Our chess board was a huge success, especially given our base hardware that we used around the lab to keep budget costs low. We used relatively tall and sensitive buttons to detect piece selections when we could use harder to press with less-travel time buttons to prevent accidental misclicks. Not only that, but we used analog muxes which are much slower at detecting push buttons than a digital mux. Despite all of these more inferior hardware, our project still worked as expected.
In future iterations of the project, we wish to explore pressure sensors for the pieces to detect movement with just a grip of the piece. Users can simply touch a piece to activate piece selection and show available moves, and when the user moves a piece and releases, the pressure sensors could detect that as a movement and update our chess game. We also wish to explore using a touch screen for our board and integrating it with any chess mat that can go on top of it if we wish to not pursue pressure sensors. Of course, we wish to use digital muxes for faster response detection.
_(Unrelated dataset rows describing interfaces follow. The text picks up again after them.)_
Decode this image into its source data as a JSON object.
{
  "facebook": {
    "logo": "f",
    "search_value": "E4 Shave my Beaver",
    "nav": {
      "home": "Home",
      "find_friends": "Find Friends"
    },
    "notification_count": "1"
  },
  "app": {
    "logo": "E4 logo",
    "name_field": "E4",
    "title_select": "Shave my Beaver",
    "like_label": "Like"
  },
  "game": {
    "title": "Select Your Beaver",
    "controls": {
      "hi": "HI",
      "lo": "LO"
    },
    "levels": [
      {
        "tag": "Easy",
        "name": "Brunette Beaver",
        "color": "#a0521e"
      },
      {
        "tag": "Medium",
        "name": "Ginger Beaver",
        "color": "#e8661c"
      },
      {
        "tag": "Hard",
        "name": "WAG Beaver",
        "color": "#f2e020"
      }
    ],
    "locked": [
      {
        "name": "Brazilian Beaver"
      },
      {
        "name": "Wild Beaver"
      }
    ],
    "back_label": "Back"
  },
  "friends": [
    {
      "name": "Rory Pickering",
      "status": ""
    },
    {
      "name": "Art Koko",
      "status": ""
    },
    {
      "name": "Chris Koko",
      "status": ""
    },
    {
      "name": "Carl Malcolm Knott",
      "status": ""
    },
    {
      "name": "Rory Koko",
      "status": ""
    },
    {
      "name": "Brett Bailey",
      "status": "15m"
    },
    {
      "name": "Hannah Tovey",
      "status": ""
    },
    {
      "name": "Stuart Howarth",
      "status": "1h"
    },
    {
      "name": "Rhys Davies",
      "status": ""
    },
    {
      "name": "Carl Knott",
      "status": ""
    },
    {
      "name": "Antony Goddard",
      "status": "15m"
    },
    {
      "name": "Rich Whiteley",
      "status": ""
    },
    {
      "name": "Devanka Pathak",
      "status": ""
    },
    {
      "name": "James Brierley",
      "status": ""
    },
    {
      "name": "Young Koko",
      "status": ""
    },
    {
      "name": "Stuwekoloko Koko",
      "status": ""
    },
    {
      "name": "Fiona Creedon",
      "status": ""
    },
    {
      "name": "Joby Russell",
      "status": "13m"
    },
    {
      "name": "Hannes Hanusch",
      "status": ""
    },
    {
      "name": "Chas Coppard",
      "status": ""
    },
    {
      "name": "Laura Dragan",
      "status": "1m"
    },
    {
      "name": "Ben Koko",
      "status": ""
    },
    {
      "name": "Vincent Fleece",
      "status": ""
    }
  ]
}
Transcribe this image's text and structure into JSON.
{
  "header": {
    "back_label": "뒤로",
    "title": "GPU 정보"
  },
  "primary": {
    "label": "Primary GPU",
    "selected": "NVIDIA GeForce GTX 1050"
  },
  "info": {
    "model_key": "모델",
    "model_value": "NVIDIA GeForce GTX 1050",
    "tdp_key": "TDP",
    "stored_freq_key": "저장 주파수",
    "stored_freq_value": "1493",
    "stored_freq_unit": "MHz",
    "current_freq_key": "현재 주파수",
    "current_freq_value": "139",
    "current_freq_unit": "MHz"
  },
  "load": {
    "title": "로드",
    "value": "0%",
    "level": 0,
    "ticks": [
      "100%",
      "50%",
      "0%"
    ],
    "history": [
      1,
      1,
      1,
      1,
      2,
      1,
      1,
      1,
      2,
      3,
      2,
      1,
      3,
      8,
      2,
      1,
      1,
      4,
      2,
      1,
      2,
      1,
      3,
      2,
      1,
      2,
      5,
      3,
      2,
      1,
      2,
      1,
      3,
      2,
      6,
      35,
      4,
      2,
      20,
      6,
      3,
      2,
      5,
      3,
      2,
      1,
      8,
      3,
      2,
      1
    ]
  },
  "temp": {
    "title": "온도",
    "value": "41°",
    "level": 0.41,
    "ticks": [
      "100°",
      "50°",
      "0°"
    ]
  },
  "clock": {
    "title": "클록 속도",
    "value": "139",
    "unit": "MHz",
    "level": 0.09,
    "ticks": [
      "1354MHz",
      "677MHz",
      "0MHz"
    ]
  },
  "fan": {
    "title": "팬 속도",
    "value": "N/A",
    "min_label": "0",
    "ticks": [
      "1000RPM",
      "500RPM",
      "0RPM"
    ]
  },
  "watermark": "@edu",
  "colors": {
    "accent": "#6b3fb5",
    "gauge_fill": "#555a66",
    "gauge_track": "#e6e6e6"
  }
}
An additional idea we wish to implement on a future iteration of our chess platform would be LEDs that could shine through chess mats to show available moves instead of just displaying it on the TFT screen. All of these additional hardware would require careful planning of wire management and space consideration to keep the chess platform compact and user-friendly.
Our current chess board is set for blitz chess, but we wish to expand this to normal chess rules which will take into account future illegal moves that will require more memory and logic. After all of these implementations, we wish to then polish the aesthetics and physical construction to keep it compact and make it tournament-travel friendly, thus potentially marketing it to avid tournament chess players.
Our project utilized a UART interface to display the list of moves a player makes, as a result our design conform to the UART communication standards and followed the same protocol format. We did not reuse code or use code in the public domain. We did, however, use libraries written by our professor Bruce Land and Tahmid Mahbub which are listed in the appendix. We did not have to take into account any legal considerations. We did, however, find other electronic chess boards, which is listed in the references below, but they are designed for single player usage and not the tournament or educational purposes that we are targeting with our project. Therefore, we believe that we shouldn’t run into any patent problems if we decide to pursue this project even further. There are patent opportunities for our project if we want to pursue it next semester as an independent project.
The decisions we made and actions we took in this project were consistent with the IEEE Code of Ethics. We recognize the importance of our technologies in affecting the quality of life throughout the world and accept a personal obligation to our profession. We were responsibly in making decisions with safety. For example, we wore safety glasses when necessary and handled box cutters with care. We are honest and realistic in everything that we stated in this report. We stated the costs of the components that we used at the time of use. We were not offered and did not take any bribes. We strive to improve the understanding of technology and its potential consequences. We undertook this project knowing that we have the technical competence and that we were qualified to accomplish our goals. We are always open to accept honest criticism for our project and will promptly correct any errors when contact and made our utmost effort to properly cite the contributions of others. As good fellow citizens, we took proactive measures to avoid injuring others, their property, reputation, or employment and will vow to assist colleagues in their professional development and support them in following this code of ethics. Lastly, we treat all persons fairly without any discrimination with regards to race, religion, gender, etc.